===== Excerpted records =====
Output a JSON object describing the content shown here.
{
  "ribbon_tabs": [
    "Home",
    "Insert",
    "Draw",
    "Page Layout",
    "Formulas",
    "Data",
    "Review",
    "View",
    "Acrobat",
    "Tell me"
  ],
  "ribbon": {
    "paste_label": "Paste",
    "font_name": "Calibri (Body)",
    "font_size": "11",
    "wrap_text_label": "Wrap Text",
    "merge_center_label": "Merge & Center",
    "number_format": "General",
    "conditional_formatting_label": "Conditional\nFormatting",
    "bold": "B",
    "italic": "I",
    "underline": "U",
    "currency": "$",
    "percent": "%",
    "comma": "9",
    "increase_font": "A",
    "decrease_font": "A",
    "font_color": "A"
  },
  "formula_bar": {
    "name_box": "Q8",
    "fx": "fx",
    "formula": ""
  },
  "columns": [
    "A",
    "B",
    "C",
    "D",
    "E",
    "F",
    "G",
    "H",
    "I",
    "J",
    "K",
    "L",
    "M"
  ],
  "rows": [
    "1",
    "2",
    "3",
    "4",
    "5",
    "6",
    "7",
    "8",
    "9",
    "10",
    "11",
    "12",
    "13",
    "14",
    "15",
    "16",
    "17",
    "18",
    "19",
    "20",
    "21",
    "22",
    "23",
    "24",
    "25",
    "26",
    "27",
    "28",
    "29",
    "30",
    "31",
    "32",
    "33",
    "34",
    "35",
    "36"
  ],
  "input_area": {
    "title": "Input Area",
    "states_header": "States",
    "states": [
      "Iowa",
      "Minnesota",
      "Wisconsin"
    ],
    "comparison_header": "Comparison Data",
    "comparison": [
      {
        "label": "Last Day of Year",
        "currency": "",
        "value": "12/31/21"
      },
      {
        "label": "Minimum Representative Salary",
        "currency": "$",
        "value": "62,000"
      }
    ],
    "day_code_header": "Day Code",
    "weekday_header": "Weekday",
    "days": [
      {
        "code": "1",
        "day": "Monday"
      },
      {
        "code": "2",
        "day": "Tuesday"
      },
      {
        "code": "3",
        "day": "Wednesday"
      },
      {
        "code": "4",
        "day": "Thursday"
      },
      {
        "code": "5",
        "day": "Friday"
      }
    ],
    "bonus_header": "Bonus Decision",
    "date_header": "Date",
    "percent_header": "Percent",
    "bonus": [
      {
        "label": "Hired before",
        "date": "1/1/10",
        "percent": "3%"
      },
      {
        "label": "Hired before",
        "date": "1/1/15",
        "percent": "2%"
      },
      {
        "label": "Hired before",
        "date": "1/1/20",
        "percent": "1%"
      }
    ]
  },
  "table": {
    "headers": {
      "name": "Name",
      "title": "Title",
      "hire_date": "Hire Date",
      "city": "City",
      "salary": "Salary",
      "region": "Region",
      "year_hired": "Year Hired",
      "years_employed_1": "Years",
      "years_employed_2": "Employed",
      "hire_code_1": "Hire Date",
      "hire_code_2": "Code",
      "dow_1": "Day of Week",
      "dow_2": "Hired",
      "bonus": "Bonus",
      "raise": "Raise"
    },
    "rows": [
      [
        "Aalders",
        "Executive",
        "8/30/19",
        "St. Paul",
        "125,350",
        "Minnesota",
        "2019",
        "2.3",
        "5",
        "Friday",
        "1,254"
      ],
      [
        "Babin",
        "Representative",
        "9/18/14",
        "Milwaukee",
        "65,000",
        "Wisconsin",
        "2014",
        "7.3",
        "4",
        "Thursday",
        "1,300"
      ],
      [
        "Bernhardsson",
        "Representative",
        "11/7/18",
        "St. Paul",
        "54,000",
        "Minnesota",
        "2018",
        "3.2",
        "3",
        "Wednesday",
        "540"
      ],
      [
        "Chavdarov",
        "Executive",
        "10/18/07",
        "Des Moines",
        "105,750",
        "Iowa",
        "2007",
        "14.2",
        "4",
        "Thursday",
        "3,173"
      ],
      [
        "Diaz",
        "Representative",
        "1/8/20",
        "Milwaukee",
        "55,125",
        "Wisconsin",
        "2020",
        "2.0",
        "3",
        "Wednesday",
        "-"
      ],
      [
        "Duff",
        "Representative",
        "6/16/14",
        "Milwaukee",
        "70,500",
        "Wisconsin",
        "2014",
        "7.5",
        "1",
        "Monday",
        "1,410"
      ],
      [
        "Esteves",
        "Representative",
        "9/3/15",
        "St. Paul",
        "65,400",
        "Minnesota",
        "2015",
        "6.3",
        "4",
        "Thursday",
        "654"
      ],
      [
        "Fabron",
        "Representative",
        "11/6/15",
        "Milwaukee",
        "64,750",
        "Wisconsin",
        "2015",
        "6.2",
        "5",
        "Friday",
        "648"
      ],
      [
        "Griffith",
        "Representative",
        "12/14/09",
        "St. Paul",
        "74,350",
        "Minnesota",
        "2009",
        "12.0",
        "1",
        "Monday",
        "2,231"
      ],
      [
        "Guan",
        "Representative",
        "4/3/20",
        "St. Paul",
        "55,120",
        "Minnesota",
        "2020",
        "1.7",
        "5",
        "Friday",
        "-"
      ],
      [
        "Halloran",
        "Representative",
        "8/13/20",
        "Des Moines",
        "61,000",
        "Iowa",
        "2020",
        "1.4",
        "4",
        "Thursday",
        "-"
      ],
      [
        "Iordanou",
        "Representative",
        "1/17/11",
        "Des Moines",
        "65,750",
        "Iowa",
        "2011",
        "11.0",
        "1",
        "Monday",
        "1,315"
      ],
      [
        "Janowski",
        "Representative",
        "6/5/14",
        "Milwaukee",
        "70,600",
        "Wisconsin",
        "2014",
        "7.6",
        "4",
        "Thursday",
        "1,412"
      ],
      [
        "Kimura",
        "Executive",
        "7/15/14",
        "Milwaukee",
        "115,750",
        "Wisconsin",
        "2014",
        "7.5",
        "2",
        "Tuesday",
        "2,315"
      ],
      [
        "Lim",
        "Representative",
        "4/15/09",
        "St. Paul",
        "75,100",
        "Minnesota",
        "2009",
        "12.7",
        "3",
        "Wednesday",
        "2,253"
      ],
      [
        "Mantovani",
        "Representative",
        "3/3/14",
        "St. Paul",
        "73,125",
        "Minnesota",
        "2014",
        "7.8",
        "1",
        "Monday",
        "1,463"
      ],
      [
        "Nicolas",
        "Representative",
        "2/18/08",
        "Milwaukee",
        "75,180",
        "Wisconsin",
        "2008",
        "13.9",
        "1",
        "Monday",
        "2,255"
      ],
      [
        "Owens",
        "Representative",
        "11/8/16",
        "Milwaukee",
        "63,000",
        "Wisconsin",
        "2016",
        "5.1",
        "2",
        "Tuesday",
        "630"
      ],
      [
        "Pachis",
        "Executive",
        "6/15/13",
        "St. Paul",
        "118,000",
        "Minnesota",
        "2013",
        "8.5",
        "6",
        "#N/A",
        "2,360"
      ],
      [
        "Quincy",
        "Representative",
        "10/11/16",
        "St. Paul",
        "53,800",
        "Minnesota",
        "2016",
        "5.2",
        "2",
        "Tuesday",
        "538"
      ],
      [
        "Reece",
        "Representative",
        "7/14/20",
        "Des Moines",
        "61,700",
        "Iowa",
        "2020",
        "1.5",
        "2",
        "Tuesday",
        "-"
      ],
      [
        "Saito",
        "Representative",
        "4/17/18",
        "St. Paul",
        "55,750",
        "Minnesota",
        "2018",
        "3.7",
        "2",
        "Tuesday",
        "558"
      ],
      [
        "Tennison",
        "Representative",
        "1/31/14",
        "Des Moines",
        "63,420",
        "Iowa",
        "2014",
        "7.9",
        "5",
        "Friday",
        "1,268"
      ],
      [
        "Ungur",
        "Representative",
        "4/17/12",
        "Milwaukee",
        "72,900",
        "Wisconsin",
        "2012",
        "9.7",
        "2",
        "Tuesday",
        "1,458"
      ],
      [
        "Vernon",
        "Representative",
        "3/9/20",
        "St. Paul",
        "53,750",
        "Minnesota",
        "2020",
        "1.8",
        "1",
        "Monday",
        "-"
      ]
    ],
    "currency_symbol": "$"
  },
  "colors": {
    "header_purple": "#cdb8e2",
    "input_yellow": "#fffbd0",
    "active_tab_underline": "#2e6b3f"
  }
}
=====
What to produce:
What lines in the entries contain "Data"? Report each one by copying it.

Reply:
    "Data",
    "comparison_header": "Comparison Data",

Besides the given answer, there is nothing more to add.